I told him I support him in whatever he wants to learn. Then he told me he wants to take the AP Biology test this May. How hard should I push him to make sure he’s prepared? I start by figuring out how many tutors he can handle per day. Then I have to decide how much to ask him to do without a tutor. Is it okay to rely on them?
I thought I’d have a picture of my son reading at the top of this post. But I don’t have any pictures of him reading. There’s a reason: He’s having a really hard time reading difficult material and wants audio for everything. Should I read the AP Biology book out loud to him? I’m fucking sick of mitosis. I think he should learn to listen to a robot — I tried to convince him the British accent really makes things fun.
He told me, “Mom, all you know how to do is be a CEO. You sucked at school. Don’t tell me how to study.”
The real reason CEOs get paid so much money is they are willing to make huge, life-changing decisions with very limited information and in a very public way. Lots of people would say that CEOs are overpaid given the fact that they are not even making right decisions every time.
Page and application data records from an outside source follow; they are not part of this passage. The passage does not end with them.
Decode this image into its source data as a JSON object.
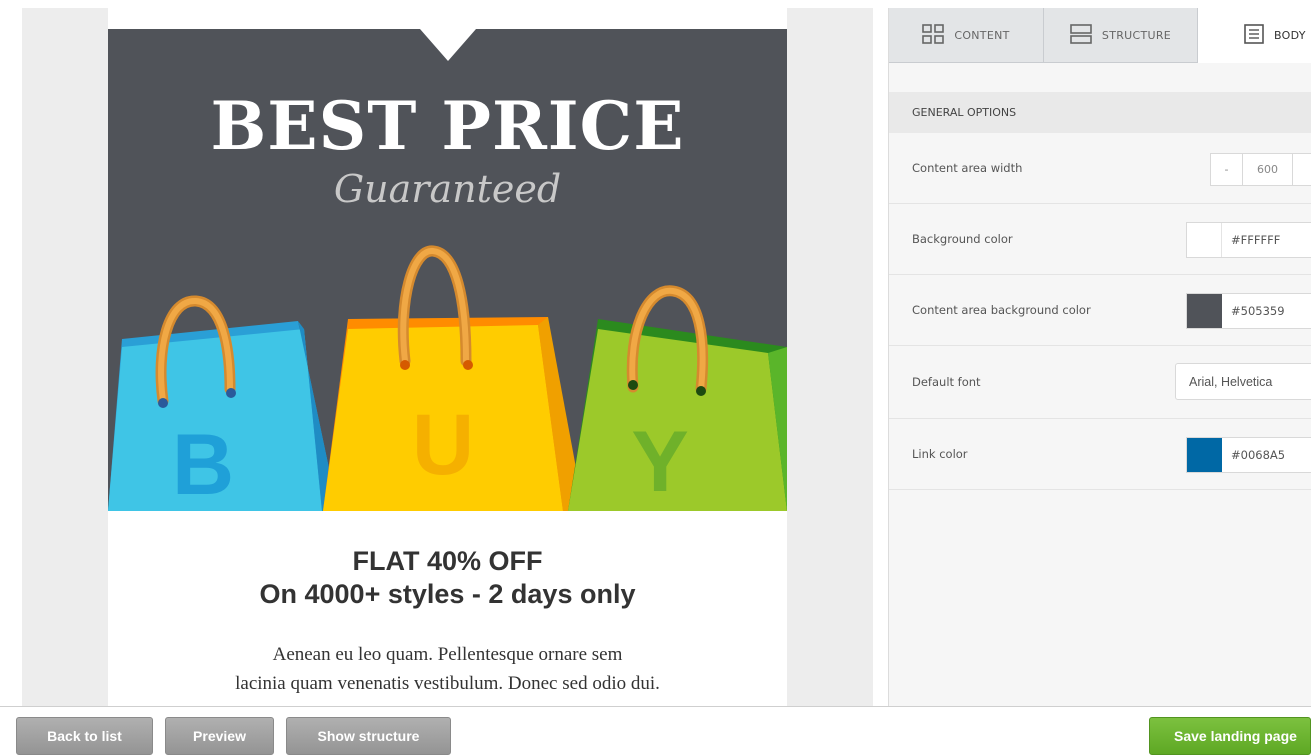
{
  "hero": {
    "title": "BEST PRICE",
    "subtitle": "Guaranteed",
    "bag_letters": [
      "B",
      "U",
      "Y"
    ]
  },
  "offer": {
    "title_line1": "FLAT 40% OFF",
    "title_line2": "On 4000+ styles - 2 days only",
    "body_line1": "Aenean eu leo quam. Pellentesque ornare sem",
    "body_line2": "lacinia quam venenatis vestibulum. Donec sed odio dui."
  },
  "tabs": [
    {
      "label": "CONTENT",
      "icon": "grid-icon"
    },
    {
      "label": "STRUCTURE",
      "icon": "rows-icon"
    },
    {
      "label": "BODY",
      "icon": "document-icon"
    }
  ],
  "general_options": {
    "heading": "GENERAL OPTIONS",
    "content_area_width": {
      "label": "Content area width",
      "decrement": "-",
      "value": "600"
    },
    "background_color": {
      "label": "Background color",
      "swatch": "#FFFFFF",
      "value": "#FFFFFF"
    },
    "content_area_background_color": {
      "label": "Content area background color",
      "swatch": "#505359",
      "value": "#505359"
    },
    "default_font": {
      "label": "Default font",
      "value": "Arial, Helvetica"
    },
    "link_color": {
      "label": "Link color",
      "swatch": "#0068A5",
      "value": "#0068A5"
    }
  },
  "toolbar": {
    "back_label": "Back to list",
    "preview_label": "Preview",
    "structure_label": "Show structure",
    "save_label": "Save landing page"
  },
  "colors": {
    "hero_bg": "#505359",
    "save_green": "#6bb52f",
    "button_gray": "#a3a3a3",
    "bag_blue": "#3fc5e6",
    "bag_yellow": "#ffcc00",
    "bag_green": "#9cc92a"
  }
}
And lots of people would say the CEOs are stupid for not getting all the information. But that’s a misunderstanding.
The more complex a problem is, the more likely there will not be a right answer, no matter how much research you do. The people who most appreciate a right answer are also the people who are most unwilling to go out on a limb with what could be a wrong answer.
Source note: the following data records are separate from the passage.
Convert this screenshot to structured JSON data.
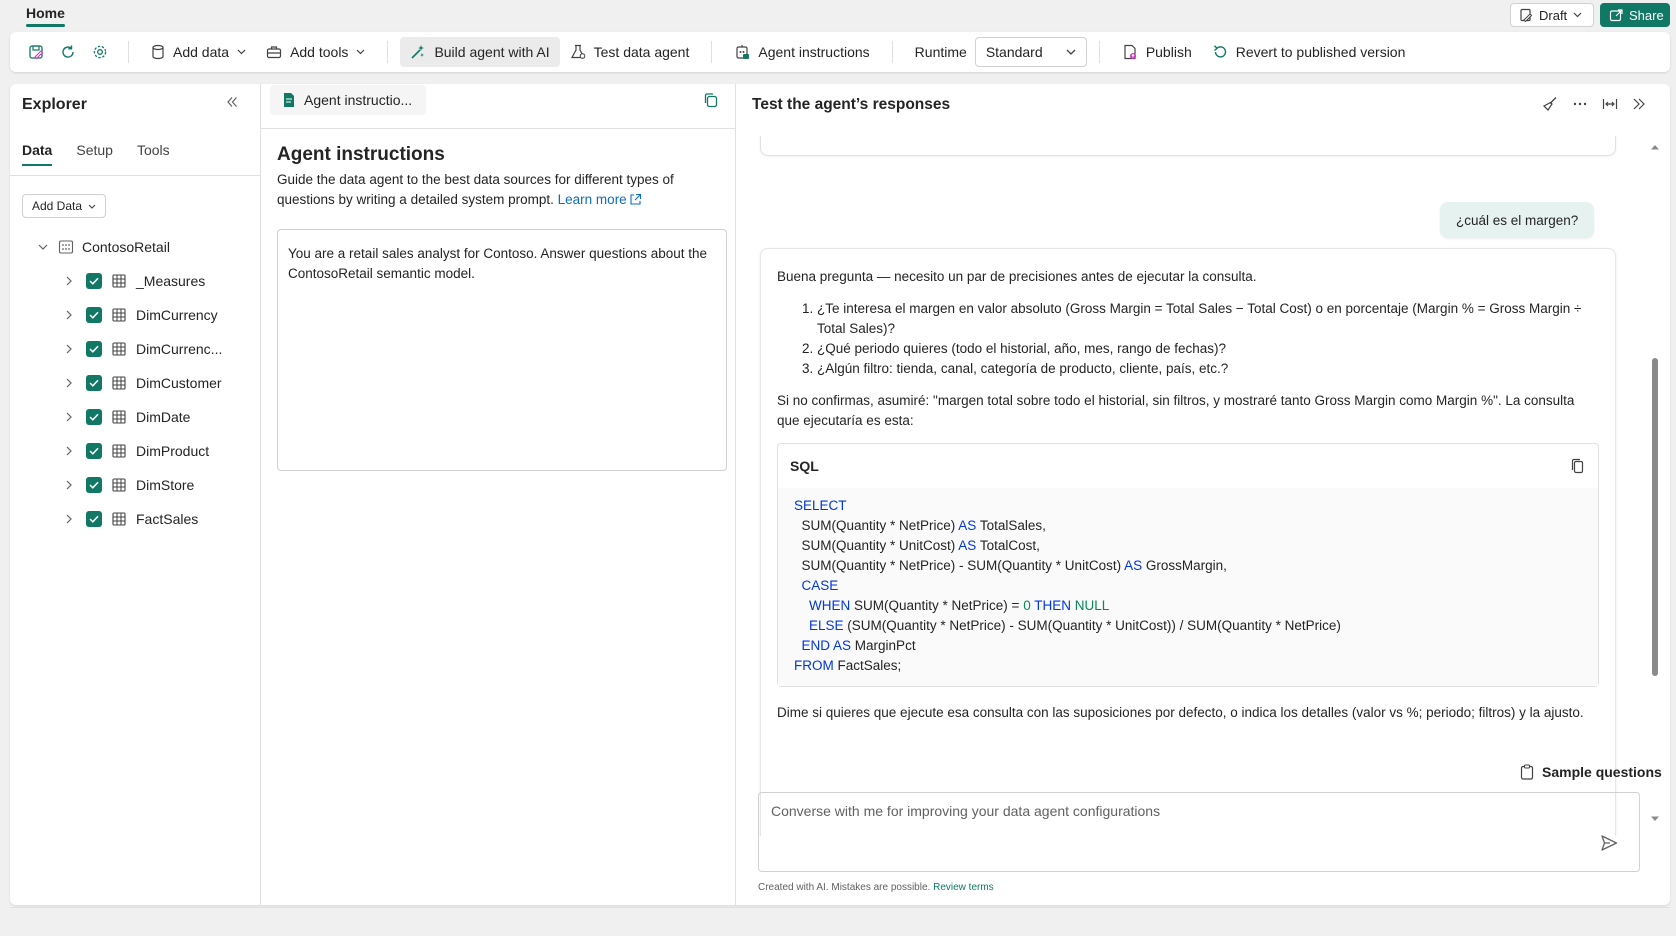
{
  "topbar": {
    "home_tab": "Home",
    "draft_label": "Draft",
    "share_label": "Share"
  },
  "ribbon": {
    "add_data": "Add data",
    "add_tools": "Add tools",
    "build_agent": "Build agent with AI",
    "test_agent": "Test data agent",
    "agent_instructions": "Agent instructions",
    "runtime_label": "Runtime",
    "runtime_value": "Standard",
    "publish": "Publish",
    "revert": "Revert to published version"
  },
  "explorer": {
    "title": "Explorer",
    "tabs": [
      {
        "label": "Data"
      },
      {
        "label": "Setup"
      },
      {
        "label": "Tools"
      }
    ],
    "add_data_btn": "Add Data",
    "root": "ContosoRetail",
    "items": [
      {
        "label": "_Measures"
      },
      {
        "label": "DimCurrency"
      },
      {
        "label": "DimCurrenc..."
      },
      {
        "label": "DimCustomer"
      },
      {
        "label": "DimDate"
      },
      {
        "label": "DimProduct"
      },
      {
        "label": "DimStore"
      },
      {
        "label": "FactSales"
      }
    ]
  },
  "instructions": {
    "tab_label": "Agent instructio...",
    "heading": "Agent instructions",
    "description": "Guide the data agent to the best data sources for different types of questions by writing a detailed system prompt.",
    "learn_more": "Learn more",
    "prompt_text": "You are a retail sales analyst for Contoso. Answer questions about the ContosoRetail semantic model."
  },
  "chat": {
    "title": "Test the agent’s responses",
    "user_message": "¿cuál es el margen?",
    "bot_intro": "Buena pregunta — necesito un par de precisiones antes de ejecutar la consulta.",
    "bot_questions": [
      "¿Te interesa el margen en valor absoluto (Gross Margin = Total Sales − Total Cost) o en porcentaje (Margin % = Gross Margin ÷ Total Sales)?",
      "¿Qué periodo quieres (todo el historial, año, mes, rango de fechas)?",
      "¿Algún filtro: tienda, canal, categoría de producto, cliente, país, etc.?"
    ],
    "bot_assume": "Si no confirmas, asumiré: \"margen total sobre todo el historial, sin filtros, y mostraré tanto Gross Margin como Margin %\". La consulta que ejecutaría es esta:",
    "sql_label": "SQL",
    "bot_outro": "Dime si quieres que ejecute esa consulta con las suposiciones por defecto, o indica los detalles (valor vs %; periodo; filtros) y la ajusto.",
    "sample_questions": "Sample questions",
    "input_placeholder": "Converse with me for improving your data agent configurations",
    "disclaimer": "Created with AI. Mistakes are possible.",
    "review_terms": "Review terms"
  },
  "colors": {
    "accent": "#117865",
    "link": "#0f6cbd",
    "sql_keyword": "#0037da",
    "sql_number": "#098658"
  }
}
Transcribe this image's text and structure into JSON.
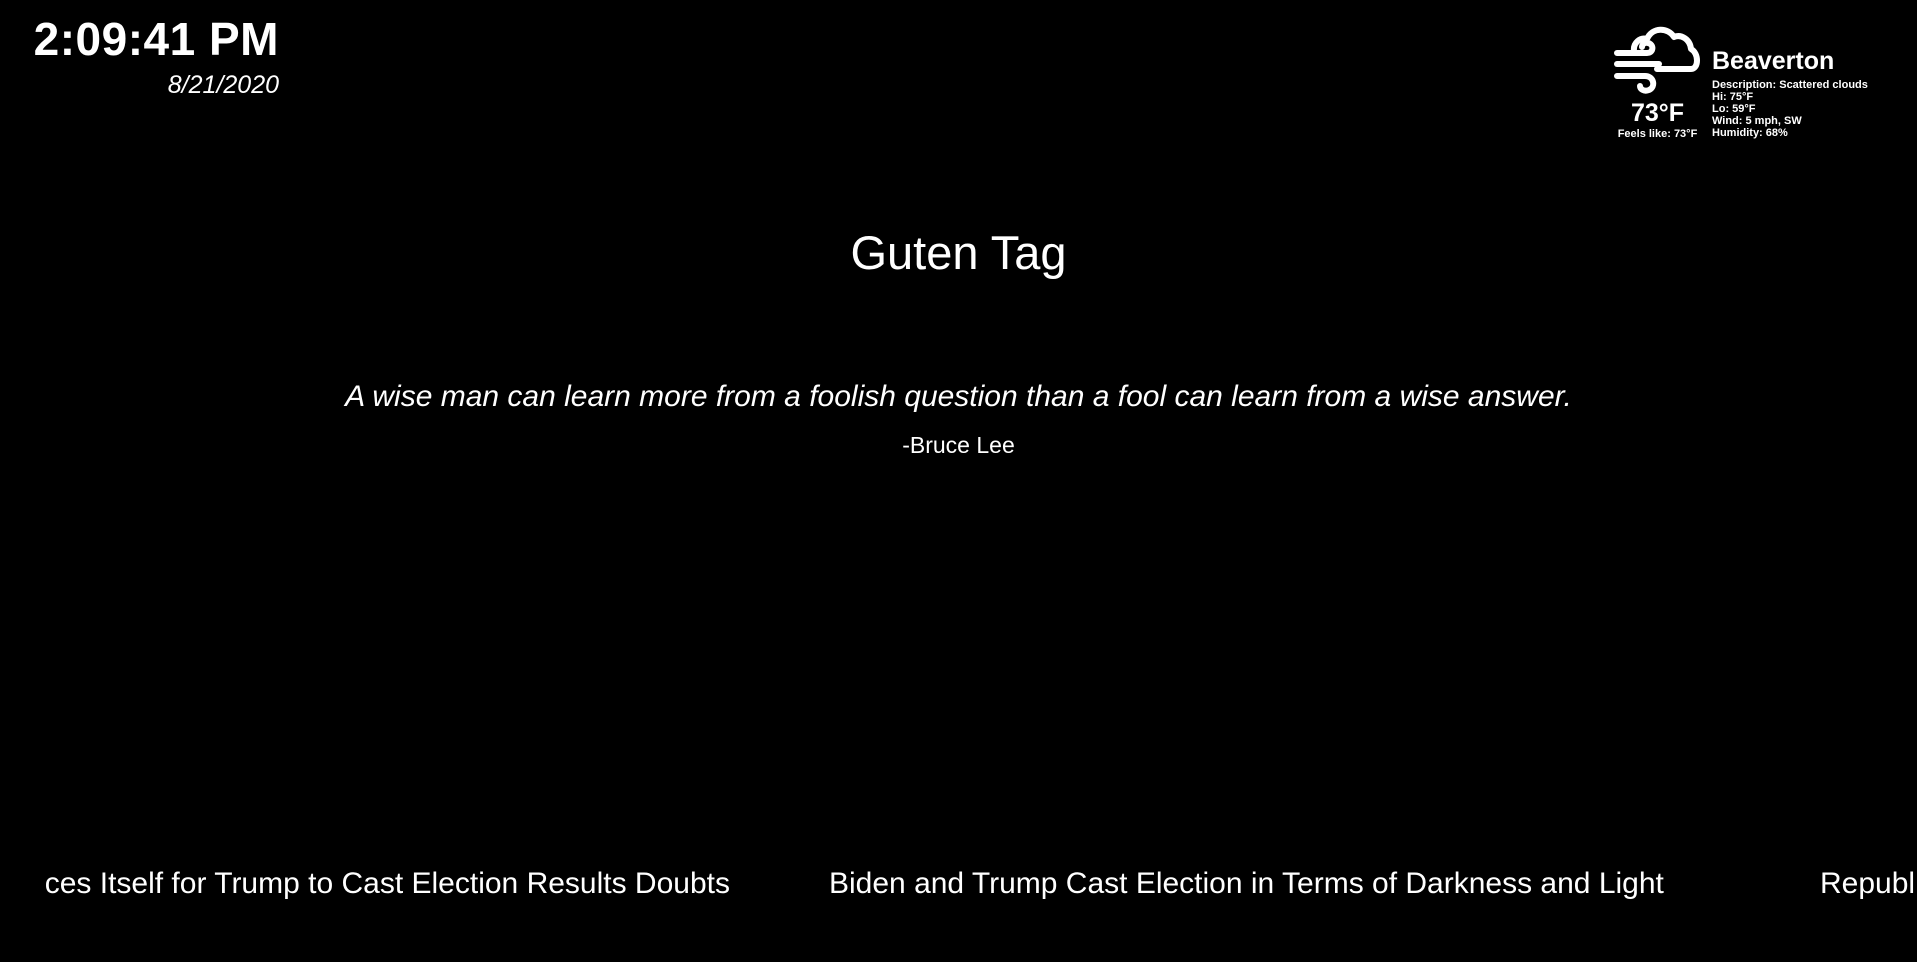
{
  "clock": {
    "time": "2:09:41 PM",
    "date": "8/21/2020"
  },
  "weather": {
    "icon": "cloud-wind-icon",
    "city": "Beaverton",
    "temperature": "73°F",
    "feels_like": "Feels like: 73°F",
    "description": "Description: Scattered clouds",
    "hi": "Hi: 75°F",
    "lo": "Lo: 59°F",
    "wind": "Wind: 5 mph, SW",
    "humidity": "Humidity: 68%"
  },
  "greeting": "Guten Tag",
  "quote": {
    "text": "A wise man can learn more from a foolish question than a fool can learn from a wise answer.",
    "author": "-Bruce Lee"
  },
  "news": {
    "headlines": [
      "ces Itself for Trump to Cast Election Results Doubts",
      "Biden and Trump Cast Election in Terms of Darkness and Light",
      "Republ"
    ]
  },
  "colors": {
    "background": "#000000",
    "text": "#ffffff"
  }
}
It takes a brave person to make a decision when one has to be made, even when there is no right answer, and especially when families are at risk. (Quintessential example: Dropping the first atomic bomb.)
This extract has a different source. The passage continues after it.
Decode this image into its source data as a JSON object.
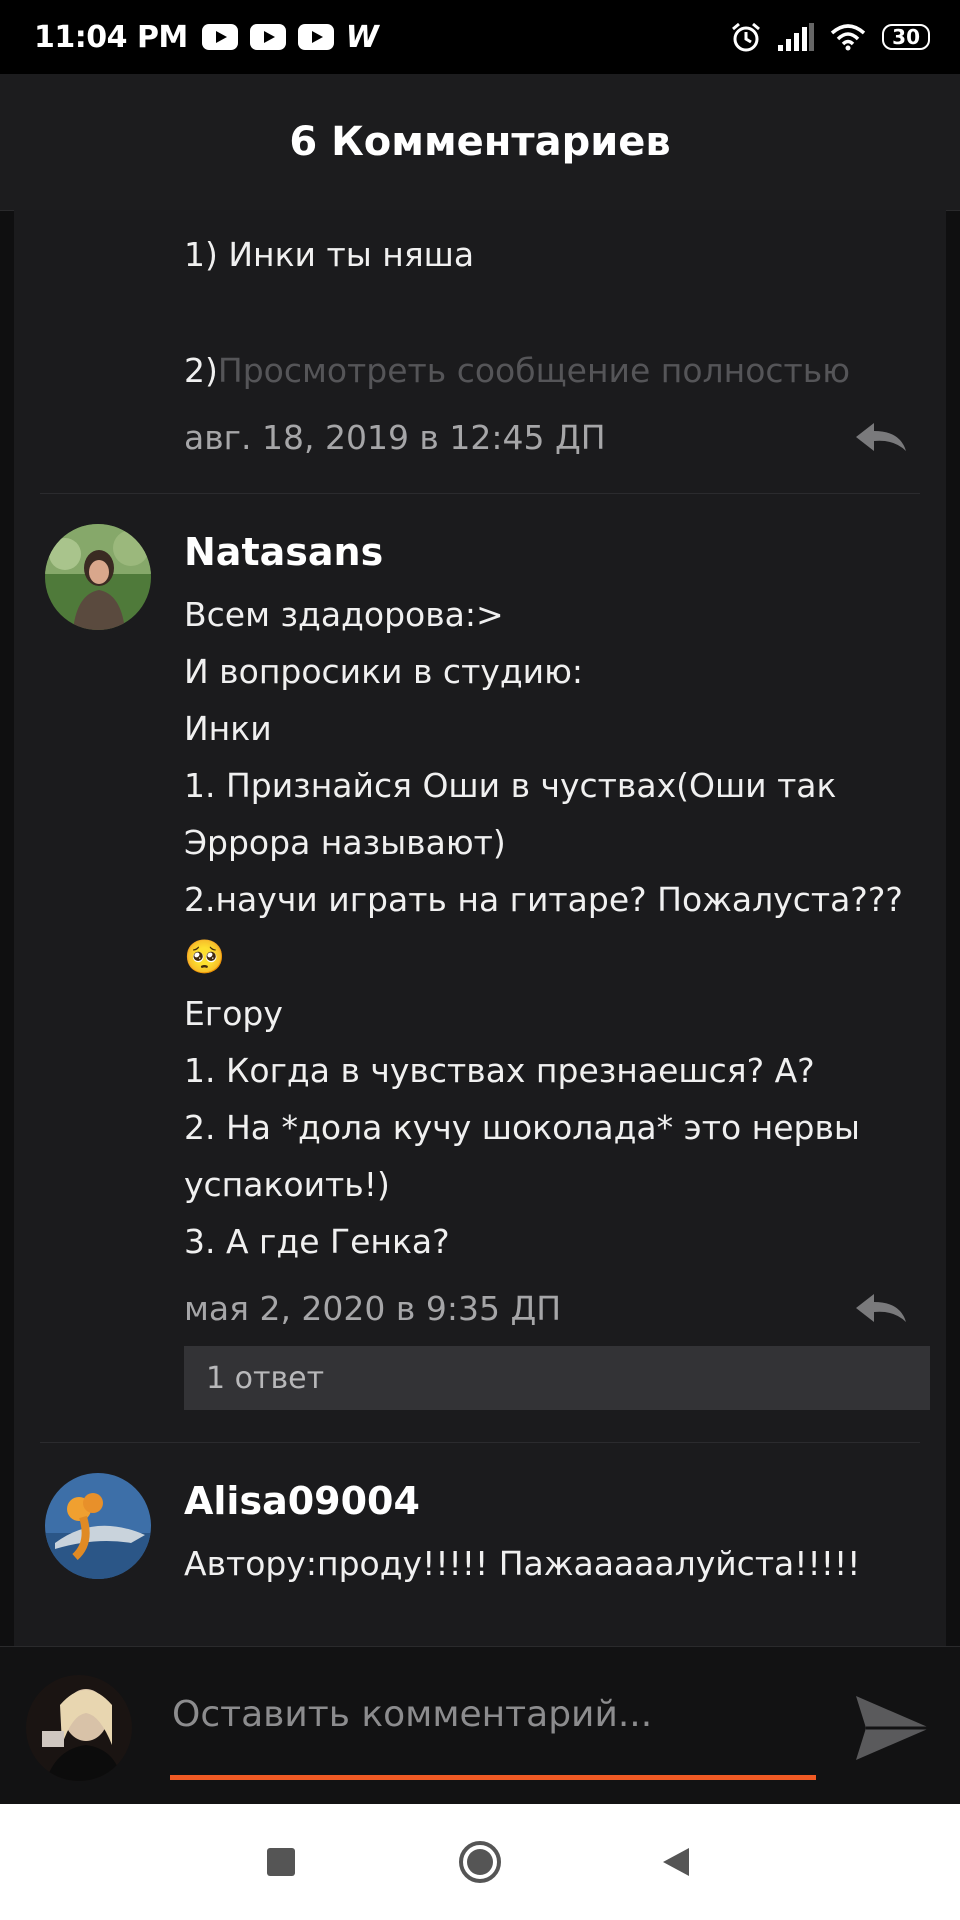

Another group of people who make this sort of decision all the time are women who announce what they will do after they have their first baby. Or their second. Women absolutely do not have enough information to know what they will want to do.
Will they like taking care of a newborn?
Will they miss work too much?
Will their husband be an incompetent co-parent?
Will the baby be especially difficult?
Will money be extremely tight?
There are a lot of variables. And they are not even objective variables. Yet women have to say whether or not they are taking maternity leave, and how long and whether or not they are coming back after maternity leave.
Generally no one is surprised when a woman does not do what she told everyone she would do. No one says, “You’re an idiot” or “You’re a bad parent” etc. And women can change their mind four months later. Or ten. Or whatever. We are not surprised.
Parents should feel the same ability to waffle when it comes to homeschooling. It’s okay to be scared to be home with kids all day but be game to try it. Just like a new parent is scared to be home all day but they do it anyway. And parents should feel okay not having any idea what they’ll do with kids at home all day because a new parent has no idea what to do once the baby is home. It’s very disorienting.
It’s okay to decide to homeschool and then decide you hate it. It’s okay to homeschool and decide you want to pay someone else to do it. These are all very common child-care decisions for babies. It’s a very common decision path for people coming to forks in the road over and over again – which is what parenting is.
This blog turns out to be my confessional about all the misguided steps I took while homeschooling my kids. The only sure-footed thing I did is spend my days with them. Every moment I spend with them is a good decision. Beyond that: Who knows?
The more confident you are in your parenting the more you will be able to make terrible decisions and own up to them and then try again. No one ever did a great job at something by doing it perfectly every time. It’s a process. You shouldn’t be scared to give homeschooling a try. Instead, you should be scared of being a parent who tries to make all perfect decisions all the time — those people will eventually find themselves very limited in what they can provide for their family.